The second performance was in front of a different audience that included students, artists, movie-lovers, and of course the couples looking to spend some time together on a Sunday evening. There was already a small crowd and once again when we started to blare the catchy folksy song people began to gather around the small dais. The second performance started smoothly as the performers were much more relaxed but their energies and connections were stronger than before. By the end of the play there was a big crowd and the audience interaction highlighted some importance concepts carried by ‘non-LGBTQ’ persons, some of whom were empathetic while others ranged from ignorant to outright offensive. The rains had completely stopped by the end and some of our friends from other organisations gathered to cherish a memorable experience of taking over the streets. It was pertinent also because the USA Supreme Court legalised “gay marriage” only the previous day so people were particularly aware of the on-going global discussions around LGBTQ politics.
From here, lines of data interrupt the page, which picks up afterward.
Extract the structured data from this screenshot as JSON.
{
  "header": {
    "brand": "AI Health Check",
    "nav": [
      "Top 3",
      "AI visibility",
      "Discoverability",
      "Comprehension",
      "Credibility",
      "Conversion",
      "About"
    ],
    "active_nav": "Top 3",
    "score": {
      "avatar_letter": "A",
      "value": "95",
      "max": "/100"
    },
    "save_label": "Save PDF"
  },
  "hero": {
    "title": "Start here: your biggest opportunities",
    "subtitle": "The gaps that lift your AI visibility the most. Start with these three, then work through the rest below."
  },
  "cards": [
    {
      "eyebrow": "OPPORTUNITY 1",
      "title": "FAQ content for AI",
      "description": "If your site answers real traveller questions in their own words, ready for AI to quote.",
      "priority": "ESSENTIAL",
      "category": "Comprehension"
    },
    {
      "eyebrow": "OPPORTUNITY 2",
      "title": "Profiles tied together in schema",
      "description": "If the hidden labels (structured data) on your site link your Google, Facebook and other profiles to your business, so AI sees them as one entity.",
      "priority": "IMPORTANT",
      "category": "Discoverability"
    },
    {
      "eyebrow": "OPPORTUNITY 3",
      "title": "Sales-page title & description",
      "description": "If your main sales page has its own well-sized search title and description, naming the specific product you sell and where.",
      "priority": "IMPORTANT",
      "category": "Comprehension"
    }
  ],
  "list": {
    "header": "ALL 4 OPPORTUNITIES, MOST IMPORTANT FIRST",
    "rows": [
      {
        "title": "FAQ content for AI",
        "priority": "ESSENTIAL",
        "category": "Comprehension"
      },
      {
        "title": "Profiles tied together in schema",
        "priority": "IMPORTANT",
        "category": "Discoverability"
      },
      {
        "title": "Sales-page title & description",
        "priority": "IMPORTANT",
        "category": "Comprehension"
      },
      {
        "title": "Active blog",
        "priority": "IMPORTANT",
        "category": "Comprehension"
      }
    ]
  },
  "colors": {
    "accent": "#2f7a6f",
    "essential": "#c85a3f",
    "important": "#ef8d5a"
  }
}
The day ended with the I Script My Script team returning to Chetana Resource Centre tired, haggard and so very accomplished. After a gruelling day of overwhelming emotions and extreme physical exertion we all decided to end on a happy note with a new agenda of a success dinner.
The theatre workshop and performance across June 2015 was as some participants highlighted, a part of our collective liveability. It spoke of violence, discrimination, resistance and community bonding. The song, the slogans, the placards which were used to communicate with the audience was entirely the outcome of inventive thinking and deep reflections by the team members. What could be better advocacy than engaging people on the streets and showing them what our un/liveabilities mean…
- Rukmini Banerjee / BB
Photo by Nilanjan Majumdar